## What you will do
Your job is to report every line of the entries that has "Aggregation".
Given data Start Marker
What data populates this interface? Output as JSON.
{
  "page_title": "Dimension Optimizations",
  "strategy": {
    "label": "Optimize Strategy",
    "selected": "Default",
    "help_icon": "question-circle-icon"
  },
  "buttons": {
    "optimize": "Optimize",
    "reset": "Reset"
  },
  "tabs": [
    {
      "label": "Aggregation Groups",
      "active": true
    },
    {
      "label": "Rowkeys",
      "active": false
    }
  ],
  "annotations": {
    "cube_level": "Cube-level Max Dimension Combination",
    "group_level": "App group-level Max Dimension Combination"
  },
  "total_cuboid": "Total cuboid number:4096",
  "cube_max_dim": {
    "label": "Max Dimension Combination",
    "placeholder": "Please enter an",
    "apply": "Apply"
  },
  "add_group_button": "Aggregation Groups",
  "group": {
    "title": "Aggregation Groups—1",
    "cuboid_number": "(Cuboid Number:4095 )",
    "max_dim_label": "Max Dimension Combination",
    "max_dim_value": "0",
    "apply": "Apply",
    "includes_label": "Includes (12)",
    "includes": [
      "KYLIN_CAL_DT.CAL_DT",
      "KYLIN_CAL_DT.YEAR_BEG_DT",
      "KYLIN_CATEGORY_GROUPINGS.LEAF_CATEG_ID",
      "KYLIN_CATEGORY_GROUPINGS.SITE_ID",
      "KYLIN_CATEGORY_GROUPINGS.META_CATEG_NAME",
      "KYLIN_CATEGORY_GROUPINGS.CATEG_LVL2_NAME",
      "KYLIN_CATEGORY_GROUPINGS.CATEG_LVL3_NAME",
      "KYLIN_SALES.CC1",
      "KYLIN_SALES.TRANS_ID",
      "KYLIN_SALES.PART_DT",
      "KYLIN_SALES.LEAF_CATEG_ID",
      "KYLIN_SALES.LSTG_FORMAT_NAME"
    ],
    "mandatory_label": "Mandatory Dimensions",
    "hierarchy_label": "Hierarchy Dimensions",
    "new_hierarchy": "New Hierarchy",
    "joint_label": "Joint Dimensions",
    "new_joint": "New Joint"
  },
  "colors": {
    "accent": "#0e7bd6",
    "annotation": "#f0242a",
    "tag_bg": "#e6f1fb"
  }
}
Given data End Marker
## Reply
      "label": "Aggregation Groups",
  "add_group_button": "Aggregation Groups",
    "title": "Aggregation Groups—1",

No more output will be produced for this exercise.